(Abbildung: © Kurzgesagt, via Our World in Data)
The media focuses on events. The news of print and television are all about moments and not able to show how our world changes, how trends change. However, trends are essential, especially with the spreading coronavirus pandemic. We all want to know when we can meet in person again, when work and leisure no longer need to be restricted.
The excellent stats-website Our World in Data from the Oxford Martin School focuses on slow but long-lasting developments. Their mission: to make data and research on the world’s largest problems understandable and accessible. And so it is no surprise that Our World in Data provides very helpful info graphics on the corona crisis. And they are well designed. And free. Some of them are interactive, are updated on a daily basis and can even be embedded, which I have done below.
1. Total confirmed Covid-19 cases
The following visualisation shows the number of total confirmed cases (in absolute numbers) and daily new confirmed cases for all countries that report their figures. The chart is interactive. The data is shown as the worldwide figures by default but can be explored by country: just click on ⊕ Add Country within the chart. The date here reflects to the date of reporting, not necessarily the confirmed case figures on that given day.
2. Total confirmed Covid-19 deaths
Here’s a similar visualisation like above, showing the number of total confirmed deaths absolute numbers). Also this chart is interactive and can be explored by country: just click on ⊕ Add Country within the chart.
3. Trajectories since the 100th confirmed case
The next chart answers questions like: Did the number of confirmed cases rise faster in China, Italy, South Korea, or the US? The starting point for each country is the day that particular country had reached 100 confirmed cases. The grey lines show trajectories for a doubling time of 2 days and a doubling time of 3 days. Countries that follow a steeper rise have seen a doubling time faster than that.
This visualisation is also interactive, so make sure to play with the region selector in the upper right corner.
4. Healthcare capacity: Medical doctors, beds
To respond to the pandemic, the capacity of the healthcare system if of great importance. The following two maps show the number of medical doctors and hospital beds relative to the size of each country’s population.
5. The current case fatality rate of Covid-19
The case fatality rate (CFR) can help us understand more about the severity of the disease, and how best to respond. There is no single figure of CFR for any particular disease, because CFR varies by location, and is changing over time.

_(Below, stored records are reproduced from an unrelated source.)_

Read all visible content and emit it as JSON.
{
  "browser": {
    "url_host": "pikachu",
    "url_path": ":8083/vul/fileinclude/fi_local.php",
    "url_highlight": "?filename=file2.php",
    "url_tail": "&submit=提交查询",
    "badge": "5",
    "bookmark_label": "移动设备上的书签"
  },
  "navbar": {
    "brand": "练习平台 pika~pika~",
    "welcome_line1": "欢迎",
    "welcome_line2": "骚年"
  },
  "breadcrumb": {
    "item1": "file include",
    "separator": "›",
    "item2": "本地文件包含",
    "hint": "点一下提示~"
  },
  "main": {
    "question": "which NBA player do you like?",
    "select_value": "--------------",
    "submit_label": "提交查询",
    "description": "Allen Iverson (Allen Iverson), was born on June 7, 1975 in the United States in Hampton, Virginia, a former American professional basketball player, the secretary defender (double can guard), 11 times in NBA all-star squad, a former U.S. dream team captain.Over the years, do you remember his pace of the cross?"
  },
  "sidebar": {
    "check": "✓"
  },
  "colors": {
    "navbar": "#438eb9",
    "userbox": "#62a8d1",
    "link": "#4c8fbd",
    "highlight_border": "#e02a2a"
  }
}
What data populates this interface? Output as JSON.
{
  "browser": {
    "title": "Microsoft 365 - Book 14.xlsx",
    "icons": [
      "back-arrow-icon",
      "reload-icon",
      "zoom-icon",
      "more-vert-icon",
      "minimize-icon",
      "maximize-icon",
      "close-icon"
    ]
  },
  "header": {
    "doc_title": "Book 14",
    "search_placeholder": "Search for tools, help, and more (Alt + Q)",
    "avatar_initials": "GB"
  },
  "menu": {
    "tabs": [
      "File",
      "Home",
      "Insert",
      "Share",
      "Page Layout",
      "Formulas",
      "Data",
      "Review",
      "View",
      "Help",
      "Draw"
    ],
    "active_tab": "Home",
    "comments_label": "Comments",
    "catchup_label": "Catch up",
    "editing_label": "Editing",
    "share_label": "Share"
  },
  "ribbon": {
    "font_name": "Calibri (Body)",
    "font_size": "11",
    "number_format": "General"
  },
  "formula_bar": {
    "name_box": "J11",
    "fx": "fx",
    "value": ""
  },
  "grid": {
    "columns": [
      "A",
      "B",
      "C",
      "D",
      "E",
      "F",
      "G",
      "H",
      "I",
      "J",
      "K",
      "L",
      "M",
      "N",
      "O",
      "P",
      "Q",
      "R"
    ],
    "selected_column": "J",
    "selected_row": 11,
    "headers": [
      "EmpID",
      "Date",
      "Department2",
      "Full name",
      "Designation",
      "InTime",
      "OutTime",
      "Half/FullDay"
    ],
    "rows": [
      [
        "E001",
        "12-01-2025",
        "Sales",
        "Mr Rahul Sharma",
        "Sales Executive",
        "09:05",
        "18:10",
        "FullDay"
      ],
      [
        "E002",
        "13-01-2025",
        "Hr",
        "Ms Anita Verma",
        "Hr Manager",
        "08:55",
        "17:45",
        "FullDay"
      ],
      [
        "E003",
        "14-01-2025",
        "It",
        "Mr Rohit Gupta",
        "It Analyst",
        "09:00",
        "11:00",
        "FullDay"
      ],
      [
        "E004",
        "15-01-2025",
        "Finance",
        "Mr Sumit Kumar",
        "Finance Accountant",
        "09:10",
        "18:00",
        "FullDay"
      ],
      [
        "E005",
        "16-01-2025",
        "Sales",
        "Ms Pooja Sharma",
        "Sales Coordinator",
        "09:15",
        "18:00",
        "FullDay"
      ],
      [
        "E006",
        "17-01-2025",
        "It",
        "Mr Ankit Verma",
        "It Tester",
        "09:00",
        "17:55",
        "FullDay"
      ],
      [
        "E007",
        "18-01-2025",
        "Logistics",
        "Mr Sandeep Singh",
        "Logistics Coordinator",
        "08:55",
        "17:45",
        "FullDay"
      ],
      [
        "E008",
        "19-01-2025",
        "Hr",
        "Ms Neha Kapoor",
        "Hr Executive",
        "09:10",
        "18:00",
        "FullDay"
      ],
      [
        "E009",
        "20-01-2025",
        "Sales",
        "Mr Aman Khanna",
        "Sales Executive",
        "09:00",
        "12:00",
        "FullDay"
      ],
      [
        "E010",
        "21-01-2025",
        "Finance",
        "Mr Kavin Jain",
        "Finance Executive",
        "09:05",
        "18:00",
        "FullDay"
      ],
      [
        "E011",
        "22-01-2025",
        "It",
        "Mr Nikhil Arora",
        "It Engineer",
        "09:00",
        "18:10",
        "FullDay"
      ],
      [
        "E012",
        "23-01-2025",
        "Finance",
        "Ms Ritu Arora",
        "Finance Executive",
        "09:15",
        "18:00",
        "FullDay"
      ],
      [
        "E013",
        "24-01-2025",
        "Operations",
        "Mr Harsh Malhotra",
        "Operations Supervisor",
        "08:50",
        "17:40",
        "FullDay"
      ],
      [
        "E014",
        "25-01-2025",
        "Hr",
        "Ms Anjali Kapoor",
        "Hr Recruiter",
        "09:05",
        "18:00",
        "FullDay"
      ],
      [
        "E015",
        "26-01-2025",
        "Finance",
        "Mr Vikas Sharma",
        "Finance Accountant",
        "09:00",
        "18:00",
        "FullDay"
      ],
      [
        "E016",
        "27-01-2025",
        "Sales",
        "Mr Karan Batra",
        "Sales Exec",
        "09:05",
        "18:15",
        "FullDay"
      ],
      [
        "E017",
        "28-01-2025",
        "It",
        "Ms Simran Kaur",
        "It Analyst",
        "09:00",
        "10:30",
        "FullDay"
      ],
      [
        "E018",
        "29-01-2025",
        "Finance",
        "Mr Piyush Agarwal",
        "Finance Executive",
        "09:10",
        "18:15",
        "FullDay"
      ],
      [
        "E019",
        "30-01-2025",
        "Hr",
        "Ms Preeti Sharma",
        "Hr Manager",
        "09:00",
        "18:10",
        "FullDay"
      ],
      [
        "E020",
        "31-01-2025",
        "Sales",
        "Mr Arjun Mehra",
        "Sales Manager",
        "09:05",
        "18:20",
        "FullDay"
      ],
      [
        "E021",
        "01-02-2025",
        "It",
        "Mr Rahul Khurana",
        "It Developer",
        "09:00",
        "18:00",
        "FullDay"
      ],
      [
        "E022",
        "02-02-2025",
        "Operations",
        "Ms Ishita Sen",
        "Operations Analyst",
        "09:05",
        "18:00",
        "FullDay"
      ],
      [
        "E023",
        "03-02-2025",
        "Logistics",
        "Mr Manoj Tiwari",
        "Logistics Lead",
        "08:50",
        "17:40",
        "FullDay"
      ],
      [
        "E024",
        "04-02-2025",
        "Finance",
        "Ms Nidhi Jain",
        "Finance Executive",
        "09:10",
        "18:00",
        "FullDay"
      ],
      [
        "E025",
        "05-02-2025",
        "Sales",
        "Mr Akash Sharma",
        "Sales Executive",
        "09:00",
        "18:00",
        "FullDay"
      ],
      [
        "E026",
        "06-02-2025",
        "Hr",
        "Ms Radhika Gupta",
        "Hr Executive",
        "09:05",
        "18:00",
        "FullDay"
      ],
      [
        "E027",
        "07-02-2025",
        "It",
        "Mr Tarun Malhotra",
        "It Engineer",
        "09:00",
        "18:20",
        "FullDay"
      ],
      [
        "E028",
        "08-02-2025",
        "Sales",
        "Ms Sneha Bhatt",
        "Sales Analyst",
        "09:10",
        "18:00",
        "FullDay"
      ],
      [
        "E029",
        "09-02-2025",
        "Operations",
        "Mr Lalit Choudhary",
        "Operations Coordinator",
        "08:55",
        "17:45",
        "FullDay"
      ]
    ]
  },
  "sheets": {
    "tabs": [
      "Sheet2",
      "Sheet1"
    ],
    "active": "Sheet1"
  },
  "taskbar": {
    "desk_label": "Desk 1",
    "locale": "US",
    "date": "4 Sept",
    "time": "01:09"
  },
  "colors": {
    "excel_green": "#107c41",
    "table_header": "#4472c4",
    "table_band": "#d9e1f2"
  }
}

The following chart shows the CFR for countries which have more than 100 confirmed cases, because CFR is a particularly poor metric to understand mortality risk with a small sample size. We see this if we look at the trajectory of cases and deaths in Iran: on February 24th it had 2 confirmed cases and 2 deaths, which would have a CFR of 100%. With time its CFR begins to fall as the number of confirmed cases increases, but it’s not until it reaches hundreds of cases that the CFR falls below 20%.
Also in this interactive graphic the data can be explored by country: just click on ⊕ Add Country.